A new pair of fences in the remote wilderness of Kaua‘i will reportedly protect the island’s primary source of water and one of the most important biological diversity hotspots in the Hawaiian archipelago.

These strong barriers, developed by The Nature Conservancy for the benefit of the Kaua‘i Watershed Alliance, will shelter 8,000 acres of the state’s most pristine wildland from the onslaught of invading feral animals, a news release states.

“These are just amazing areas. Everywhere you look, you are surrounded by incredible native Hawaiian birds, plants and insects. There is nowhere in the state like quite like it,” said Jeff Schlueter, Kaua‘i natural resource manager for The Nature Conservancy.

Ken Wood, a prominent biologist with the National Tropical Botanical Garden, which is a key partner in the Kaua‘i Alliance, said the biological diversity of the region is remarkable.
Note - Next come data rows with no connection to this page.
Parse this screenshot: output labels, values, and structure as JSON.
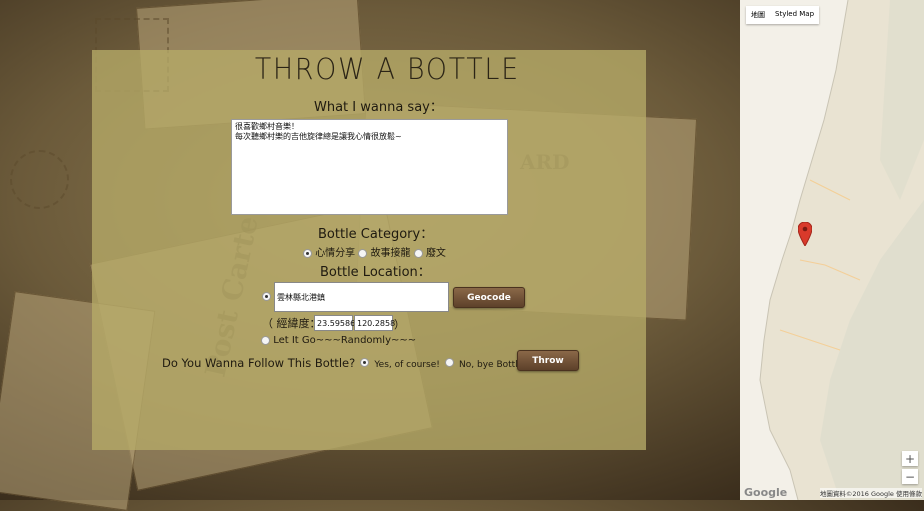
{
  "form": {
    "title": "THROW A BOTTLE",
    "message_label": "What I wanna say：",
    "message_value": "很喜歡鄉村音樂！\n每次聽鄉村樂的吉他旋律總是讓我心情很放鬆~",
    "category_label": "Bottle Category：",
    "categories": [
      "心情分享",
      "故事接龍",
      "廢文"
    ],
    "location_label": "Bottle Location：",
    "address_value": "雲林縣北港鎮",
    "geocode_label": "Geocode",
    "latlng_prefix": "（ 經緯度：",
    "lat_value": "23.59586",
    "lng_value": "120.2858",
    "latlng_suffix": "）",
    "random_label": "Let It Go~~~Randomly~~~",
    "follow_label": "Do You Wanna Follow This Bottle?",
    "follow_yes": "Yes, of course!",
    "follow_no": "No, bye Bottle~",
    "throw_label": "Throw"
  },
  "map": {
    "type_map": "地圖",
    "type_styled": "Styled Map",
    "zoom_in": "+",
    "zoom_out": "−",
    "logo": "Google",
    "attribution": "地圖資料©2016 Google   使用條款"
  },
  "colors": {
    "panel": "#b6aa68",
    "button": "#6e5034",
    "marker": "#d93a2b"
  }
}
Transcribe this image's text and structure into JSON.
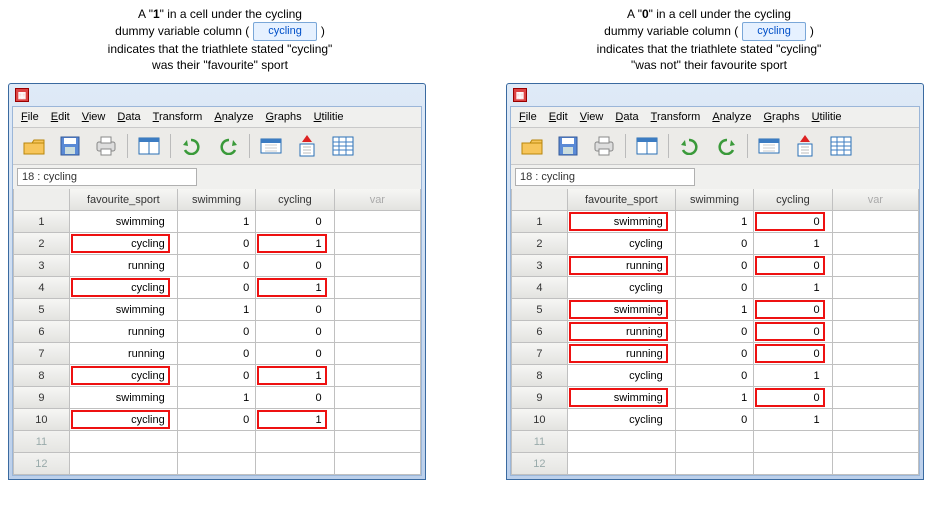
{
  "captions": {
    "left": {
      "l1a": "A \"",
      "l1b": "1",
      "l1c": "\" in a cell under the cycling",
      "l2a": "dummy variable column (",
      "chip": "cycling",
      "l2b": ")",
      "l3": "indicates that the triathlete stated \"cycling\"",
      "l4": "was their \"favourite\" sport"
    },
    "right": {
      "l1a": "A \"",
      "l1b": "0",
      "l1c": "\" in a cell under the cycling",
      "l2a": "dummy variable column (",
      "chip": "cycling",
      "l2b": ")",
      "l3": "indicates that the triathlete stated \"cycling\"",
      "l4": "\"was not\" their favourite sport"
    }
  },
  "menus": {
    "file": "File",
    "edit": "Edit",
    "view": "View",
    "data": "Data",
    "transform": "Transform",
    "analyze": "Analyze",
    "graphs": "Graphs",
    "utilities": "Utilitie"
  },
  "status": {
    "value": "18 : cycling"
  },
  "columns": {
    "favourite": "favourite_sport",
    "swim": "swimming",
    "cyc": "cycling",
    "var": "var"
  },
  "rows": {
    "1": {
      "n": "1",
      "f": "swimming",
      "s": "1",
      "c": "0"
    },
    "2": {
      "n": "2",
      "f": "cycling",
      "s": "0",
      "c": "1"
    },
    "3": {
      "n": "3",
      "f": "running",
      "s": "0",
      "c": "0"
    },
    "4": {
      "n": "4",
      "f": "cycling",
      "s": "0",
      "c": "1"
    },
    "5": {
      "n": "5",
      "f": "swimming",
      "s": "1",
      "c": "0"
    },
    "6": {
      "n": "6",
      "f": "running",
      "s": "0",
      "c": "0"
    },
    "7": {
      "n": "7",
      "f": "running",
      "s": "0",
      "c": "0"
    },
    "8": {
      "n": "8",
      "f": "cycling",
      "s": "0",
      "c": "1"
    },
    "9": {
      "n": "9",
      "f": "swimming",
      "s": "1",
      "c": "0"
    },
    "10": {
      "n": "10",
      "f": "cycling",
      "s": "0",
      "c": "1"
    },
    "11": {
      "n": "11"
    },
    "12": {
      "n": "12"
    }
  },
  "highlights": {
    "left": {
      "favourite": [
        "2",
        "4",
        "8",
        "10"
      ],
      "cycling": [
        "2",
        "4",
        "8",
        "10"
      ]
    },
    "right": {
      "favourite": [
        "1",
        "3",
        "5",
        "6",
        "7",
        "9"
      ],
      "cycling": [
        "1",
        "3",
        "5",
        "6",
        "7",
        "9"
      ]
    }
  },
  "icons": {
    "spss": "▦"
  }
}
He calls the area “one of the most important conservation sites in the entire archipelago.”

This land is also the core of the island’s watershed, a place where abundant rains and mists are soaked up and then feed the island’s rivers and its aquifer.
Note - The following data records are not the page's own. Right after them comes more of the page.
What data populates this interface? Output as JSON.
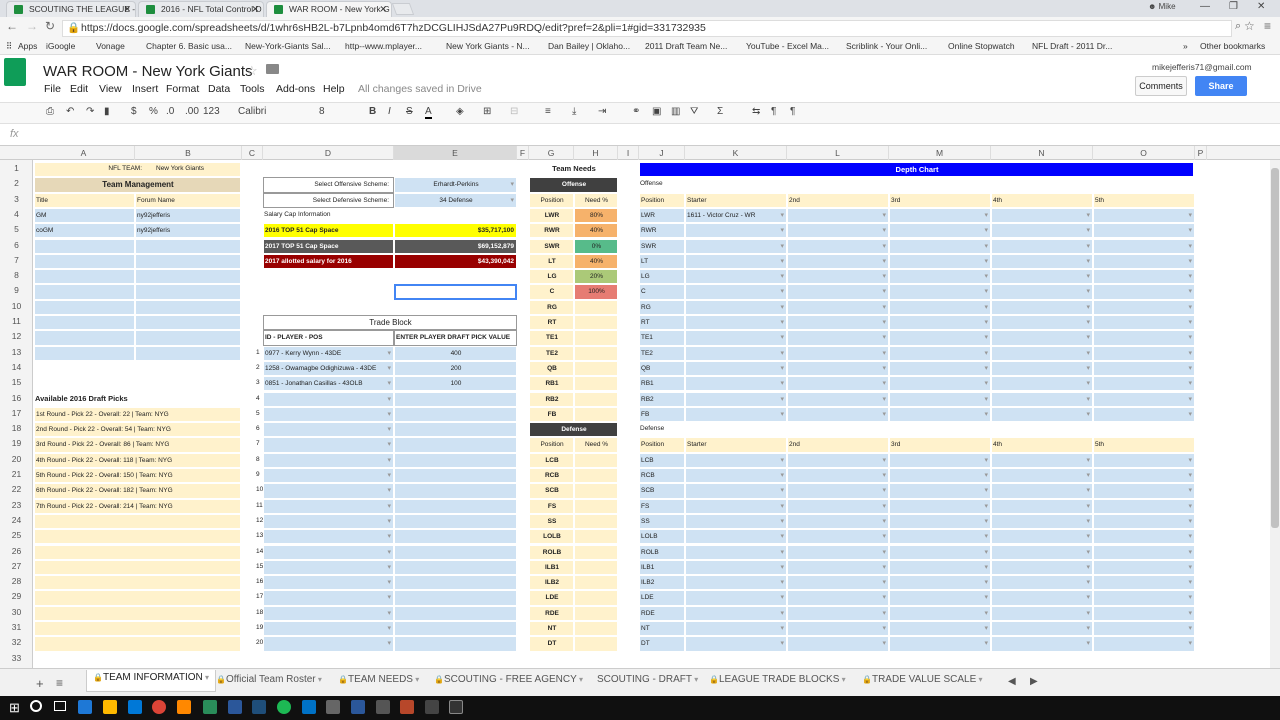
{
  "browser": {
    "tabs": [
      {
        "title": "SCOUTING THE LEAGUE -"
      },
      {
        "title": "2016 - NFL Total Control D"
      },
      {
        "title": "WAR ROOM - New York G"
      }
    ],
    "user": "Mike",
    "url": "https://docs.google.com/spreadsheets/d/1whr6sHB2L-b7Lpnb4omd6T7hzDCGLIHJSdA27Pu9RDQ/edit?pref=2&pli=1#gid=331732935",
    "bookmarks": [
      "Apps",
      "iGoogle",
      "Vonage",
      "Chapter 6. Basic usa...",
      "New-York-Giants Sal...",
      "http--www.mplayer...",
      "New York Giants - N...",
      "Dan Bailey | Oklaho...",
      "2011 Draft Team Ne...",
      "YouTube - Excel Ma...",
      "Scriblink - Your Onli...",
      "Online Stopwatch",
      "NFL Draft - 2011 Dr...",
      "Other bookmarks"
    ]
  },
  "doc": {
    "title": "WAR ROOM - New York Giants",
    "account": "mikejefferis71@gmail.com",
    "menu": [
      "File",
      "Edit",
      "View",
      "Insert",
      "Format",
      "Data",
      "Tools",
      "Add-ons",
      "Help"
    ],
    "save_status": "All changes saved in Drive",
    "comments": "Comments",
    "share": "Share"
  },
  "toolbar": {
    "font": "Calibri",
    "size": "8",
    "number": "123"
  },
  "columns": [
    "A",
    "B",
    "C",
    "D",
    "E",
    "F",
    "G",
    "H",
    "I",
    "J",
    "K",
    "L",
    "M",
    "N",
    "O",
    "P"
  ],
  "rows": [
    "1",
    "2",
    "3",
    "4",
    "5",
    "6",
    "7",
    "8",
    "9",
    "10",
    "11",
    "12",
    "13",
    "14",
    "15",
    "16",
    "17",
    "18",
    "19",
    "20",
    "21",
    "22",
    "23",
    "24",
    "25",
    "26",
    "27",
    "28",
    "29",
    "30",
    "31",
    "32",
    "33"
  ],
  "team": {
    "nfl_team_label": "NFL TEAM:",
    "nfl_team_value": "New York Giants",
    "mgmt_header": "Team Management",
    "col_title": "Title",
    "col_forum": "Forum Name",
    "gm": "GM",
    "gm_name": "ny92jefferis",
    "cogm": "coGM",
    "cogm_name": "ny92jefferis",
    "picks_header": "Available 2016 Draft Picks",
    "picks": [
      "1st Round - Pick 22 - Overall: 22 | Team: NYG",
      "2nd Round - Pick 22 - Overall: 54 | Team: NYG",
      "3rd Round - Pick 22 - Overall: 86 | Team: NYG",
      "4th Round - Pick 22 - Overall: 118 | Team: NYG",
      "5th Round - Pick 22 - Overall: 150 | Team: NYG",
      "6th Round - Pick 22 - Overall: 182 | Team: NYG",
      "7th Round - Pick 22 - Overall: 214 | Team: NYG"
    ]
  },
  "scheme": {
    "offense_label": "Select Offensive Scheme:",
    "offense_value": "Erhardt-Perkins",
    "defense_label": "Select Defensive Scheme:",
    "defense_value": "34 Defense"
  },
  "salary": {
    "header": "Salary Cap Information",
    "rows": [
      {
        "label": "2016 TOP 51 Cap Space",
        "value": "$35,717,100",
        "color": "#ffff00",
        "text": "#222222"
      },
      {
        "label": "2017 TOP 51 Cap Space",
        "value": "$69,152,879",
        "color": "#595959",
        "text": "#ffffff"
      },
      {
        "label": "2017 allotted salary for 2016",
        "value": "$43,390,042",
        "color": "#990000",
        "text": "#ffffff"
      }
    ]
  },
  "trade": {
    "header": "Trade Block",
    "col_player": "ID - PLAYER - POS",
    "col_value": "ENTER PLAYER DRAFT PICK VALUE",
    "numbers": [
      "1",
      "2",
      "3",
      "4",
      "5",
      "6",
      "7",
      "8",
      "9",
      "10",
      "11",
      "12",
      "13",
      "14",
      "15",
      "16",
      "17",
      "18",
      "19",
      "20"
    ],
    "players": [
      {
        "name": "0977 - Kerry Wynn - 43DE",
        "value": "400"
      },
      {
        "name": "1258 - Owamagbe Odighizuwa - 43DE",
        "value": "200"
      },
      {
        "name": "0851 - Jonathan Casillas - 43OLB",
        "value": "100"
      }
    ]
  },
  "needs": {
    "header": "Team Needs",
    "offense": "Offense",
    "defense": "Defense",
    "col_position": "Position",
    "col_need": "Need %",
    "off_positions": [
      {
        "pos": "LWR",
        "need": "80%",
        "color": "#f6b26b"
      },
      {
        "pos": "RWR",
        "need": "40%",
        "color": "#f6b26b"
      },
      {
        "pos": "SWR",
        "need": "0%",
        "color": "#57bb8a"
      },
      {
        "pos": "LT",
        "need": "40%",
        "color": "#f6b26b"
      },
      {
        "pos": "LG",
        "need": "20%",
        "color": "#abc978"
      },
      {
        "pos": "C",
        "need": "100%",
        "color": "#e67c73"
      },
      {
        "pos": "RG",
        "need": "",
        "color": "#fff2cc"
      },
      {
        "pos": "RT",
        "need": "",
        "color": "#fff2cc"
      },
      {
        "pos": "TE1",
        "need": "",
        "color": "#fff2cc"
      },
      {
        "pos": "TE2",
        "need": "",
        "color": "#fff2cc"
      },
      {
        "pos": "QB",
        "need": "",
        "color": "#fff2cc"
      },
      {
        "pos": "RB1",
        "need": "",
        "color": "#fff2cc"
      },
      {
        "pos": "RB2",
        "need": "",
        "color": "#fff2cc"
      },
      {
        "pos": "FB",
        "need": "",
        "color": "#fff2cc"
      }
    ],
    "def_positions": [
      "LCB",
      "RCB",
      "SCB",
      "FS",
      "SS",
      "LOLB",
      "ROLB",
      "ILB1",
      "ILB2",
      "LDE",
      "RDE",
      "NT",
      "DT"
    ]
  },
  "depth": {
    "header": "Depth Chart",
    "offense": "Offense",
    "defense": "Defense",
    "cols": [
      "Position",
      "Starter",
      "2nd",
      "3rd",
      "4th",
      "5th"
    ],
    "off_positions": [
      "LWR",
      "RWR",
      "SWR",
      "LT",
      "LG",
      "C",
      "RG",
      "RT",
      "TE1",
      "TE2",
      "QB",
      "RB1",
      "RB2",
      "FB"
    ],
    "def_positions": [
      "LCB",
      "RCB",
      "SCB",
      "FS",
      "SS",
      "LOLB",
      "ROLB",
      "ILB1",
      "ILB2",
      "LDE",
      "RDE",
      "NT",
      "DT"
    ],
    "lwr_starter": "1611 - Victor Cruz - WR"
  },
  "sheet_tabs": [
    "TEAM INFORMATION",
    "Official Team Roster",
    "TEAM NEEDS",
    "SCOUTING - FREE AGENCY",
    "SCOUTING - DRAFT",
    "LEAGUE TRADE BLOCKS",
    "TRADE VALUE SCALE"
  ],
  "sheet_tab_locked": [
    true,
    true,
    true,
    true,
    false,
    true,
    true
  ]
}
“These fences were conceived to protect the primary source of the island’s water supply.

Imperiled species thrive at Pearl Harbor

Maui Nö Ka 'Oi!
Maui has the rare birds
CLICK for larger Image
What began as a handful of wetland ponds with dozens of birds overlooking Pearl Harbor has turned into a refuge teeming with hundreds.
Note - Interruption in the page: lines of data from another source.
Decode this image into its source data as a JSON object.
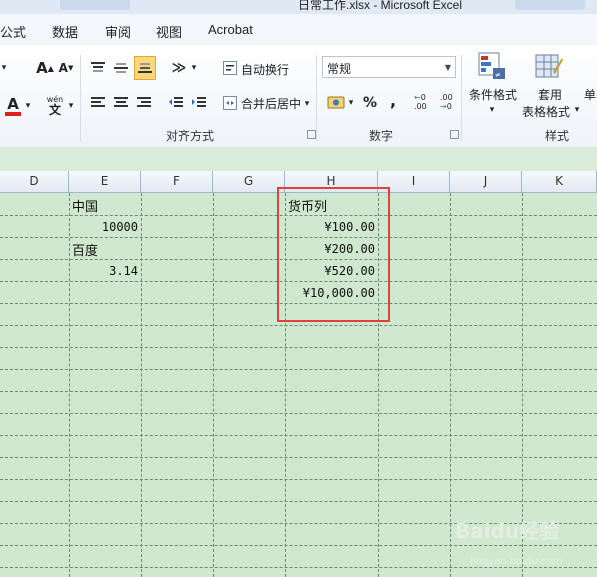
{
  "window": {
    "title": "日常工作.xlsx - Microsoft Excel"
  },
  "menu": [
    "公式",
    "数据",
    "审阅",
    "视图",
    "Acrobat"
  ],
  "ribbon": {
    "alignment": {
      "wrap_text_label": "自动换行",
      "merge_center_label": "合并后居中",
      "group_label": "对齐方式"
    },
    "number": {
      "format_value": "常规",
      "percent_symbol": "%",
      "comma_symbol": ",",
      "increase_decimal": ".00",
      "decrease_decimal": ".00",
      "group_label": "数字"
    },
    "styles": {
      "conditional_format_label": "条件格式",
      "table_format_label_1": "套用",
      "table_format_label_2": "表格格式",
      "cell_styles_label": "单",
      "group_label": "样式"
    }
  },
  "sheet": {
    "columns": [
      "D",
      "E",
      "F",
      "G",
      "H",
      "I",
      "J",
      "K"
    ],
    "cells": {
      "E1": "中国",
      "E2": "10000",
      "E3": "百度",
      "E4": "3.14",
      "H1": "货币列",
      "H2": "¥100.00",
      "H3": "¥200.00",
      "H4": "¥520.00",
      "H5": "¥10,000.00"
    }
  },
  "colors": {
    "sheet_background": "#cfe8cf",
    "highlight_box": "#e0413a",
    "font_color_swatch": "#e0201a"
  },
  "watermark": {
    "line1": "Baidu经验",
    "line2": "jingyan.baidu.com"
  }
}
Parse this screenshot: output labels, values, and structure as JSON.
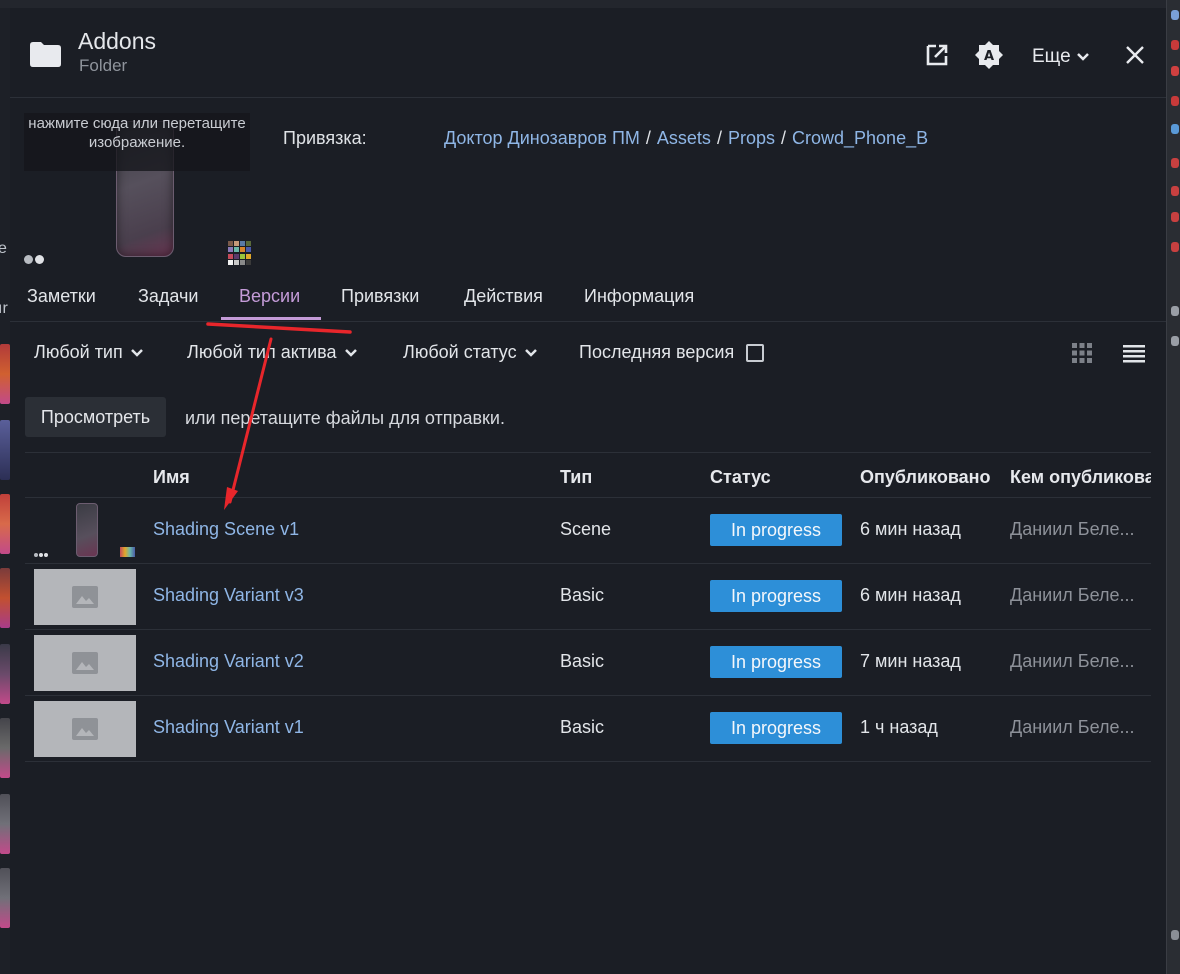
{
  "header": {
    "title": "Addons",
    "subtitle": "Folder",
    "more_label": "Еще"
  },
  "thumbnail": {
    "upload_hint": "нажмите сюда или перетащите изображение."
  },
  "link": {
    "label": "Привязка:",
    "breadcrumb": [
      "Доктор Динозавров ПМ",
      "Assets",
      "Props",
      "Crowd_Phone_B"
    ]
  },
  "tabs": [
    {
      "label": "Заметки"
    },
    {
      "label": "Задачи"
    },
    {
      "label": "Версии",
      "active": true
    },
    {
      "label": "Привязки"
    },
    {
      "label": "Действия"
    },
    {
      "label": "Информация"
    }
  ],
  "filters": {
    "any_type": "Любой тип",
    "any_asset_type": "Любой тип актива",
    "any_status": "Любой статус",
    "latest_version": "Последняя версия",
    "latest_version_checked": false
  },
  "upload": {
    "browse_label": "Просмотреть",
    "drop_text": "или перетащите файлы для отправки."
  },
  "table": {
    "columns": [
      "Имя",
      "Тип",
      "Статус",
      "Опубликовано",
      "Кем опубликова"
    ],
    "rows": [
      {
        "name": "Shading Scene v1",
        "type": "Scene",
        "status": "In progress",
        "published": "6 мин назад",
        "author": "Даниил Беле...",
        "thumb": "scene"
      },
      {
        "name": "Shading Variant v3",
        "type": "Basic",
        "status": "In progress",
        "published": "6 мин назад",
        "author": "Даниил Беле...",
        "thumb": "placeholder"
      },
      {
        "name": "Shading Variant v2",
        "type": "Basic",
        "status": "In progress",
        "published": "7 мин назад",
        "author": "Даниил Беле...",
        "thumb": "placeholder"
      },
      {
        "name": "Shading Variant v1",
        "type": "Basic",
        "status": "In progress",
        "published": "1 ч назад",
        "author": "Даниил Беле...",
        "thumb": "placeholder"
      }
    ]
  },
  "colors": {
    "background": "#1b1e25",
    "accent_tab": "#c49bd8",
    "link": "#8fb6e6",
    "status_in_progress": "#2d8fd8",
    "annotation_red": "#e8262b"
  },
  "icons": [
    "folder-icon",
    "open-external-icon",
    "auto-avatar-icon",
    "chevron-down-icon",
    "close-icon",
    "grid-view-icon",
    "list-view-icon",
    "image-placeholder-icon"
  ]
}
The number of native birds, including endangered Hawaiian stilts called ae o, in the ponds at Waiawa and Honouliuli at the Pearl Harbor National Wildlife Refuge has been rising since the early 1990s, when a conservation recovery plan was developed, said David Ellis, refuge project leader.

Federal wildlife officials built fences to help keep out predators and began controlling invasive plants and managing water in the ponds.

“There’s been a very noticeable increase,” Ellis said. “There used to be only a few wetland birds that used these ponds ; now we commonly see hundreds, an important step for endangered species.”

Introduced Japanese white-eyes pose major threat to Hawaii’s native and endangered birds | Science Codex


Native birds Himantopus knudseni or Aeo feed at Kealia Pond on Maui <br />Click for Larger Image
Native birds, Himantopus knudseni or Aeo, feed at Kealia Pond on Maui
Click for Larger Image
In the late 1920s, people intentionally introduced birds known as Japanese white-eyes into Hawaiian agricultural lands and gardens for purposes of bug control. Now, that decision has come back to bite us. A recent increase in the numbers of white-eyes that live in old-growth forests is leaving native bird species with too little to eat, according to a report published online on September 17th in Current Biology, a Cell Press publication. The findings show that introduced species can alter whole communities in significant ways and cause visible harm to the birds that manage to survive.

"Native Hawaiian songbirds cannot rear normal-size offspring in the presence of large numbers of introduced Japanese white-eyes," said Leonard Freed of the University of Hawaii at Manoa. "Their growth is stunted."